**What is needed**
Copy out the lines of the material that include the string "accel".

:::::

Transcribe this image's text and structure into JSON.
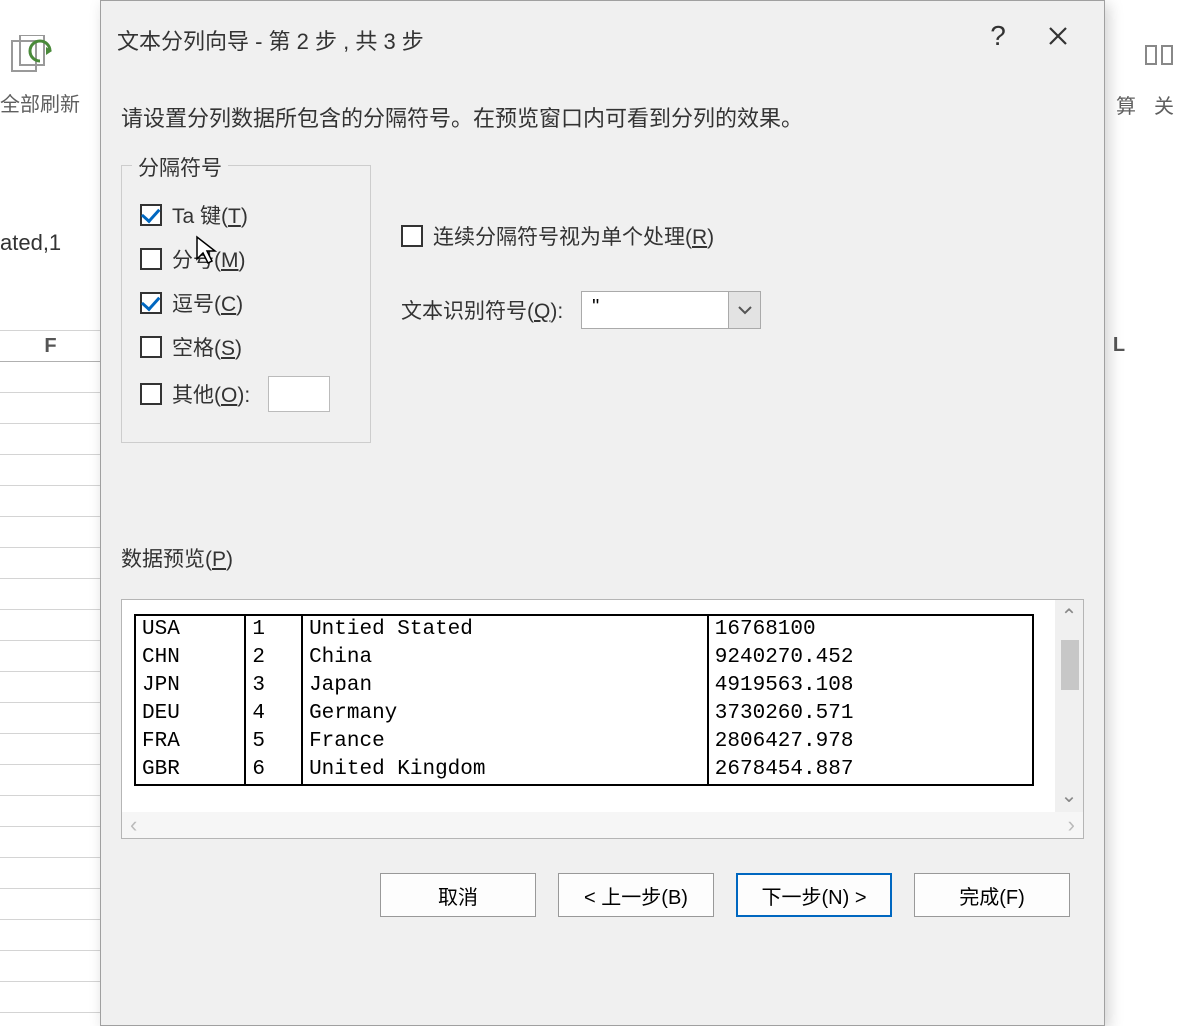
{
  "background": {
    "refresh_label": "全部刷新",
    "calc_label": "算",
    "rel_label": "关",
    "cell_text": "ated,1",
    "col_f": "F",
    "col_l": "L"
  },
  "dialog": {
    "title": "文本分列向导 - 第 2 步 , 共 3 步",
    "help": "?",
    "instruction": "请设置分列数据所包含的分隔符号。在预览窗口内可看到分列的效果。",
    "delimiters": {
      "group_title": "分隔符号",
      "tab": {
        "label_pre": "Ta",
        "label_post": " 键(",
        "accel": "T",
        "label_suf": ")",
        "checked": true
      },
      "semicolon": {
        "label": "分号(",
        "accel": "M",
        "label_suf": ")",
        "checked": false
      },
      "comma": {
        "label": "逗号(",
        "accel": "C",
        "label_suf": ")",
        "checked": true
      },
      "space": {
        "label": "空格(",
        "accel": "S",
        "label_suf": ")",
        "checked": false
      },
      "other": {
        "label": "其他(",
        "accel": "O",
        "label_suf": "):",
        "checked": false,
        "value": ""
      }
    },
    "consecutive": {
      "label": "连续分隔符号视为单个处理(",
      "accel": "R",
      "label_suf": ")",
      "checked": false
    },
    "qualifier": {
      "label": "文本识别符号(",
      "accel": "Q",
      "label_suf": "):",
      "value": "\""
    },
    "preview": {
      "label": "数据预览(",
      "accel": "P",
      "label_suf": ")",
      "rows": [
        [
          "USA",
          "1",
          "Untied Stated",
          "16768100"
        ],
        [
          "CHN",
          "2",
          "China",
          "9240270.452"
        ],
        [
          "JPN",
          "3",
          "Japan",
          "4919563.108"
        ],
        [
          "DEU",
          "4",
          "Germany",
          "3730260.571"
        ],
        [
          "FRA",
          "5",
          "France",
          "2806427.978"
        ],
        [
          "GBR",
          "6",
          "United Kingdom",
          "2678454.887"
        ]
      ]
    },
    "buttons": {
      "cancel": "取消",
      "back": "< 上一步(B)",
      "next": "下一步(N) >",
      "finish": "完成(F)"
    }
  }
}
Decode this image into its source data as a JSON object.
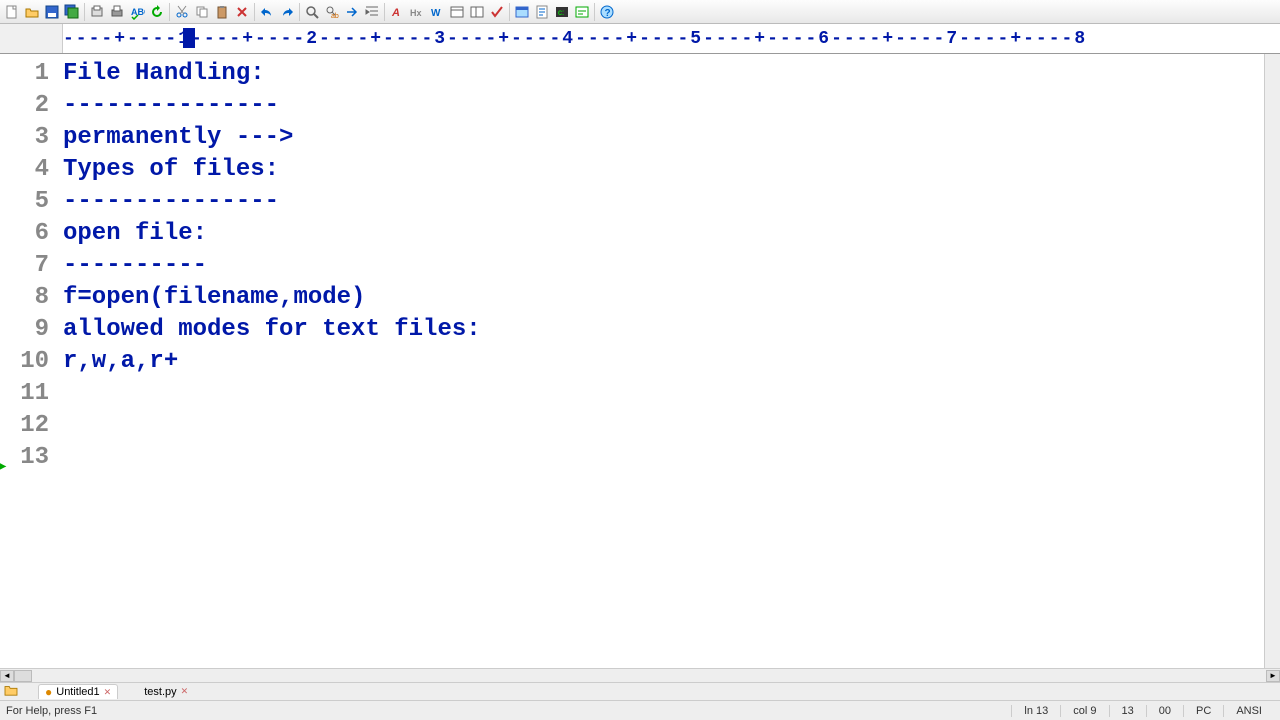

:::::

**Your response**
        "accel": "T",
        "accel": "M",
        "accel": "C",
        "accel": "S",
        "accel": "O",
      "accel": "R",
      "accel": "Q",
      "accel": "P",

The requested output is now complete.